In a group of simultaneous and totally cryptic public reports, tech companies including Google, Facebook, LinkedIn, and Apple all disclosed for the first time Monday the scope and number of requests they responded to from the U.S. government regarding user data and communications last year. Their hands were tied by strictures on these disclosures, forcing them all to provide number ranges no smaller than 1,000 and to be very general about the types of requests they received under the Foreign Intelligence Surveillance Act (FISA).

As the Mercury News reports, demands from the government during the first half of 2013 related to approximately 59,000 email and social media accounts, and in this week's reports these companies seem to be trying to say, "See, it's not so many accounts after all."

The reports come as a result of lawsuits brought against the government by these companies who have been eager to deal with the public relations nightmare created by Edward Snowden's NSA document disclosures over the past year. The resulting settlements allowed the companies to say broadly what kind of requests they get and generally how many in a given period, but as one civil liberties attorney puts it, the result is "a small, slightly blurry snapshot of a much bigger picture."

For instance, for the first six months of 2013:

Google said it fielded between zero and 999 FISA requests involving 9,000 to 9,999 user accounts... Microsoft reported between zero and 999 FISA requests involving content for 15,000 to 15,999 accounts. Facebook reported between zero and 999 requests involving content for 5,000 to 5,999 accounts. Yahoo reported between zero and 999 requests involving content for 30,000 to 30,999 accounts.

It goes on like that. Basically, all we can tell is that Yahoo got the lion's share of requests maybe because terrorists like Yahoo best? Or because it's easier to set up multiple email accounts there? The only other thing we know is that the vast majority of these requests were for "content" as opposed to metadata, so these were hunts for information beyond phone numbers and email addresses.

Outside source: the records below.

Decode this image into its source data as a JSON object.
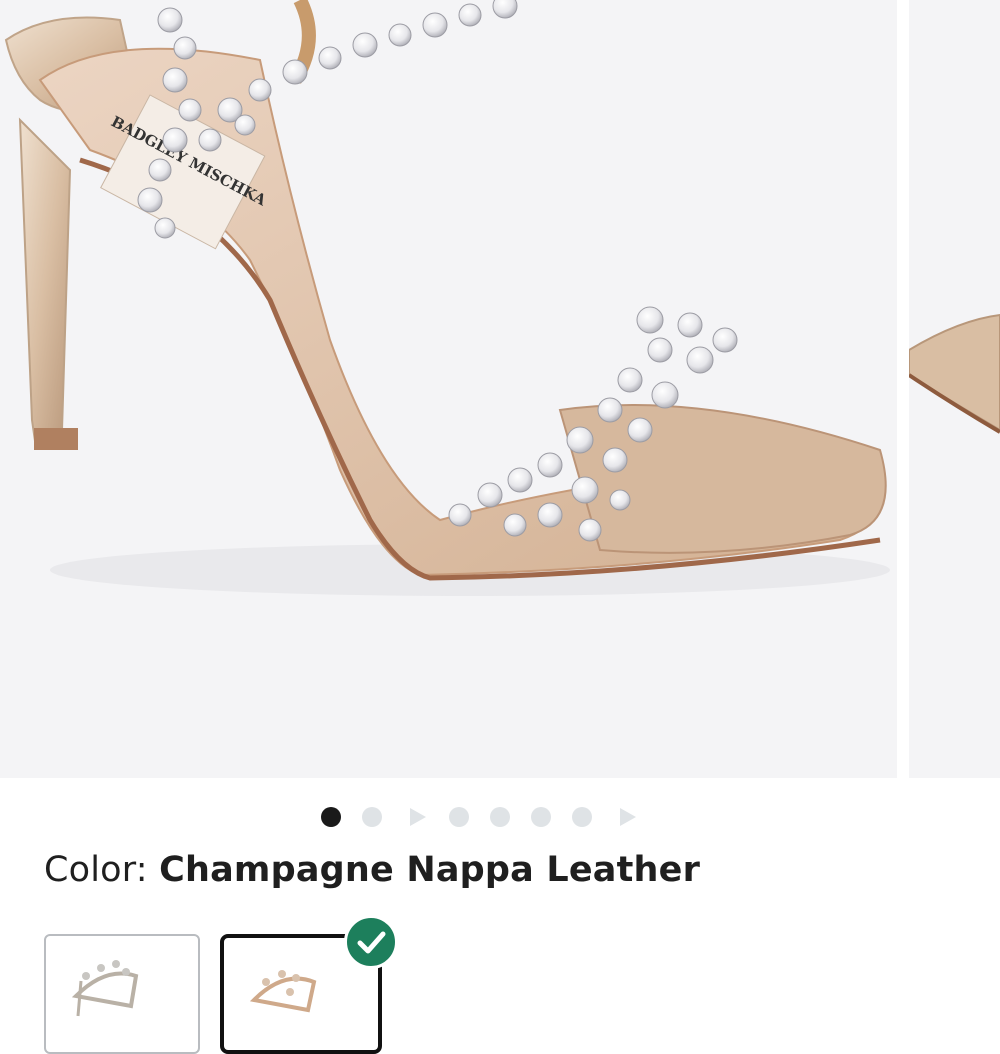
{
  "gallery": {
    "main_image": "Rhinestone strappy high-heel sandal in champagne metallic leather",
    "next_image": "Partial view of next product photo",
    "slide_indicators": [
      {
        "type": "image",
        "active": true
      },
      {
        "type": "image",
        "active": false
      },
      {
        "type": "video",
        "active": false
      },
      {
        "type": "image",
        "active": false
      },
      {
        "type": "image",
        "active": false
      },
      {
        "type": "image",
        "active": false
      },
      {
        "type": "image",
        "active": false
      },
      {
        "type": "video",
        "active": false
      }
    ],
    "insole_label_text": "BADGLEY MISCHKA"
  },
  "color": {
    "label": "Color:",
    "value": "Champagne Nappa Leather"
  },
  "swatches": [
    {
      "name": "Silver variant",
      "selected": false
    },
    {
      "name": "Champagne Nappa Leather",
      "selected": true
    }
  ],
  "icons": {
    "selected": "check-icon",
    "video": "play-icon"
  },
  "colors": {
    "gallery_bg": "#f4f4f6",
    "active_dot": "#1a1a1a",
    "inactive_dot": "#dfe3e6",
    "check_badge": "#1d7f5c",
    "selected_border": "#111111"
  }
}
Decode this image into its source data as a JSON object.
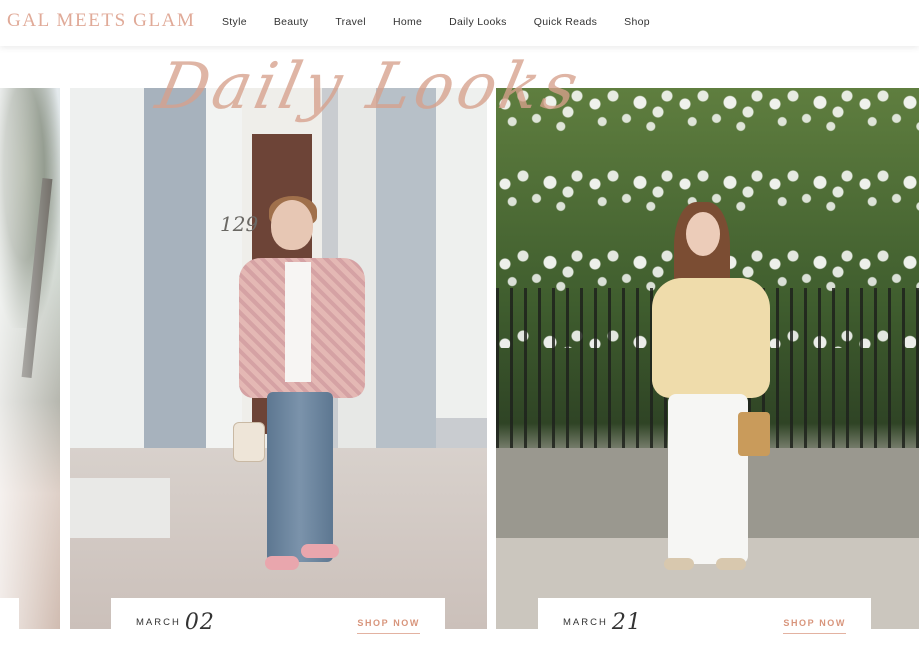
{
  "brand": {
    "logo": "GAL MEETS GLAM",
    "accent_color": "#e0aa98"
  },
  "nav": {
    "items": [
      {
        "label": "Style"
      },
      {
        "label": "Beauty"
      },
      {
        "label": "Travel"
      },
      {
        "label": "Home"
      },
      {
        "label": "Daily Looks"
      },
      {
        "label": "Quick Reads"
      },
      {
        "label": "Shop"
      }
    ]
  },
  "hero": {
    "script_title": "Daily Looks"
  },
  "slides": {
    "left": {
      "icon": "street-photo"
    },
    "mid": {
      "month": "MARCH",
      "day": "02",
      "cta": "SHOP NOW",
      "house_number": "129"
    },
    "right": {
      "month": "MARCH",
      "day": "21",
      "cta": "SHOP NOW"
    }
  }
}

It remains unclear what these companies hope to gain with these reports, but maybe it's a step in the right direction? In the end, the government is still spying on us, but maybe only 59,000 of us at a time.

[Mercury News]